[TRY IT]
Scan the records for "public". Report each line that includes it.

== EXERCISE MATERIAL

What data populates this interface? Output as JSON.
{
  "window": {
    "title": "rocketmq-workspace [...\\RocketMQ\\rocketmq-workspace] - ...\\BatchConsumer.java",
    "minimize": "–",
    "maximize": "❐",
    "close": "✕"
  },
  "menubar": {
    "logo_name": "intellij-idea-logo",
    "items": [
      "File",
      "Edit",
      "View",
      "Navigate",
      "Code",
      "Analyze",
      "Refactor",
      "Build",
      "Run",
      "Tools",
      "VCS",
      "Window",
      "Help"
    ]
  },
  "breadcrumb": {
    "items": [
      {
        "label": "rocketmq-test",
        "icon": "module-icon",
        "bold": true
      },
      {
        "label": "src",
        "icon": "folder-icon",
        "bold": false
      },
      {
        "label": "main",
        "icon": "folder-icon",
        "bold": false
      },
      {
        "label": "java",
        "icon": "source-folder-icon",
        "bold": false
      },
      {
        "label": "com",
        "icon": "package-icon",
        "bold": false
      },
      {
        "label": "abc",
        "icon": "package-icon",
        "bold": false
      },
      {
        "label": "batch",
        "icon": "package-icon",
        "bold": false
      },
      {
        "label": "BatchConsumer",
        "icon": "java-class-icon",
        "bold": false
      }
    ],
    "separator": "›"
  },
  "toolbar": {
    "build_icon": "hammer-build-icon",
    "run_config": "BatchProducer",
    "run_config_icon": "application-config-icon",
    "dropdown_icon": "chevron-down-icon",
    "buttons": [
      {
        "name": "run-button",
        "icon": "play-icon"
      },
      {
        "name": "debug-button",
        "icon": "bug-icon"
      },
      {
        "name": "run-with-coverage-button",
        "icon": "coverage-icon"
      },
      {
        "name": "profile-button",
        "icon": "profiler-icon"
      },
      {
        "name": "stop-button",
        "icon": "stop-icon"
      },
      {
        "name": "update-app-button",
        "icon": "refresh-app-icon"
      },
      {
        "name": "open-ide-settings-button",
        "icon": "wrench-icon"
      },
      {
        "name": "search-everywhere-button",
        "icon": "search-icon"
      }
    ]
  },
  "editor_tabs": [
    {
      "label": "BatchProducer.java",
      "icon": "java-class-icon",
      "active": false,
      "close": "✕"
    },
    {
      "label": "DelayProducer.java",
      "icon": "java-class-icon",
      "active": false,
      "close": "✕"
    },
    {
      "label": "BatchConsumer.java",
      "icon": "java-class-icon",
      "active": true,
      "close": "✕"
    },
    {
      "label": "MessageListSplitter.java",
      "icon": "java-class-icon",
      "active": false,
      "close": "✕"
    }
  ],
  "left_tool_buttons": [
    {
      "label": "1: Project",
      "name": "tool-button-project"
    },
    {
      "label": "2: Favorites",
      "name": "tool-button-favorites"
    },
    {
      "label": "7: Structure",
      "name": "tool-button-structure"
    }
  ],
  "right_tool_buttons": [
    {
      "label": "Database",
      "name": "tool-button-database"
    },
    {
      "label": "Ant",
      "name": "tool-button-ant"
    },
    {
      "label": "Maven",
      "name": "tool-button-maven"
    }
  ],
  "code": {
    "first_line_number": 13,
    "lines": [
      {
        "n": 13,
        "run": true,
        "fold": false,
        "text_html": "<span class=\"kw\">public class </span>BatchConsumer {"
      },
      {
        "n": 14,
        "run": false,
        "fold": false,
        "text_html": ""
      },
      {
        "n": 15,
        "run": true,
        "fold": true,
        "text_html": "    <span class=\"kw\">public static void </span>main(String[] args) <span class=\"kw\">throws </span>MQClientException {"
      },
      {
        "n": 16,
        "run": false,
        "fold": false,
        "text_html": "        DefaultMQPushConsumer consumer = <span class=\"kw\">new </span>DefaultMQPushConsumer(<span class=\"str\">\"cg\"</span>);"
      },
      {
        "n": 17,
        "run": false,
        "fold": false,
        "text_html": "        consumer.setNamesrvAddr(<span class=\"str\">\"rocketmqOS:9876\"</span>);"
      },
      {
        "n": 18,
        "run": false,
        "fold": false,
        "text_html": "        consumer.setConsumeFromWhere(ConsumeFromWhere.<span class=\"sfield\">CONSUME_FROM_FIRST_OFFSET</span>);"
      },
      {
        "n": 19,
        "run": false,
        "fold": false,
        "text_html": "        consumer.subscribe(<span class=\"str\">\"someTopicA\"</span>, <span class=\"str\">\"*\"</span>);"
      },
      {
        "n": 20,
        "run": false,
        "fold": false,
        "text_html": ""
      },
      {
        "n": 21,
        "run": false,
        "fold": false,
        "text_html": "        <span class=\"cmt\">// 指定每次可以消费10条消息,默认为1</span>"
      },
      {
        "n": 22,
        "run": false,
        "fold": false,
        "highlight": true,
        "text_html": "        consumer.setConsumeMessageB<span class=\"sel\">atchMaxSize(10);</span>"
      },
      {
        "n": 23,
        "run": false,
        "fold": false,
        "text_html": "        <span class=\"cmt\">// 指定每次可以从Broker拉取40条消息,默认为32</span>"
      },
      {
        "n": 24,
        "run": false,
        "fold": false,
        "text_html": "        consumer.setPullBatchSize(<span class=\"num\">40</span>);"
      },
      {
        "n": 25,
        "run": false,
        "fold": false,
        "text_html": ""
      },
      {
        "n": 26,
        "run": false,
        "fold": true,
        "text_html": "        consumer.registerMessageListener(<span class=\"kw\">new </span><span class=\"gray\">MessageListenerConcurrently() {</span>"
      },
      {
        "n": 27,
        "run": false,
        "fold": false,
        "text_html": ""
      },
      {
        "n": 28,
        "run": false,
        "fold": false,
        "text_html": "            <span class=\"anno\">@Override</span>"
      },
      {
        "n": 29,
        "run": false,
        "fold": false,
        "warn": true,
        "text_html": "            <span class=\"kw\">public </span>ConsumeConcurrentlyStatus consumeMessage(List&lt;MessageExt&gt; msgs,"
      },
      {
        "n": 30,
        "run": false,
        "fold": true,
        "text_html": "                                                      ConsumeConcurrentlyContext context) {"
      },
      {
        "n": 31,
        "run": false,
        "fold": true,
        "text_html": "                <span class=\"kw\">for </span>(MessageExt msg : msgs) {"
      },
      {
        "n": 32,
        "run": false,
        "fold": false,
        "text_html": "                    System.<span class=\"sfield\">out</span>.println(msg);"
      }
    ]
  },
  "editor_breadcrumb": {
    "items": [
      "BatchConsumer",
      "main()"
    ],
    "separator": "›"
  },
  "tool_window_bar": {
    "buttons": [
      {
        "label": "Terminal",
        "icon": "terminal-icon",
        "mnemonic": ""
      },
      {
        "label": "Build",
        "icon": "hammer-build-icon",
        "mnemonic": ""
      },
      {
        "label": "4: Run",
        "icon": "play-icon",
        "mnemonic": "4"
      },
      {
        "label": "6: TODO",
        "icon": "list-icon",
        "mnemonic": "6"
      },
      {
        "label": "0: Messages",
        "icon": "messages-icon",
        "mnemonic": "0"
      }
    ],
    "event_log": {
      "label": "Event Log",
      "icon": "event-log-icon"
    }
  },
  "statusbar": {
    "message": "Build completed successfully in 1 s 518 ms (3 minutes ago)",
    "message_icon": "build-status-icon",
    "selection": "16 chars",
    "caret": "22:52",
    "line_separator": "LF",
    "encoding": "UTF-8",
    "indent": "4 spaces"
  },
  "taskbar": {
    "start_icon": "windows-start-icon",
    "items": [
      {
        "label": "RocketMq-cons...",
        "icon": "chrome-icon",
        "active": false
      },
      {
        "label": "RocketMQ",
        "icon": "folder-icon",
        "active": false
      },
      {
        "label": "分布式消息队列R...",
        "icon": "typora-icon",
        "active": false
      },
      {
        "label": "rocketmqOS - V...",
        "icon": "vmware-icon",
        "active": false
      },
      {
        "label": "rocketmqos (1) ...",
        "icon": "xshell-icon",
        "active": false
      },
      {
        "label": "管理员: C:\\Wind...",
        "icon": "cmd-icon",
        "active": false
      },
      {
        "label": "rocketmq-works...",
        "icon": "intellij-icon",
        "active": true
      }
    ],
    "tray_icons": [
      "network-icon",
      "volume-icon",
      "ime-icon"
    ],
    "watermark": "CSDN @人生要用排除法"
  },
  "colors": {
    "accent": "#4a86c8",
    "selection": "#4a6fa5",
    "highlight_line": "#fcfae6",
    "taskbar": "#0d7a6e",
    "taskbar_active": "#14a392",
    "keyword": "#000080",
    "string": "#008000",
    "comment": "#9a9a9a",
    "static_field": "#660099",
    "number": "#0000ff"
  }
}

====

[FINISHED TASK]
        "text_html": "<span class=\"kw\">public class </span>BatchConsumer {"
        "text_html": "    <span class=\"kw\">public static void </span>main(String[] args) <span class=\"kw\">throws </span>MQClientException {"
        "text_html": "            <span class=\"kw\">public </span>ConsumeConcurrentlyStatus consumeMessage(List&lt;MessageExt&gt; msgs,"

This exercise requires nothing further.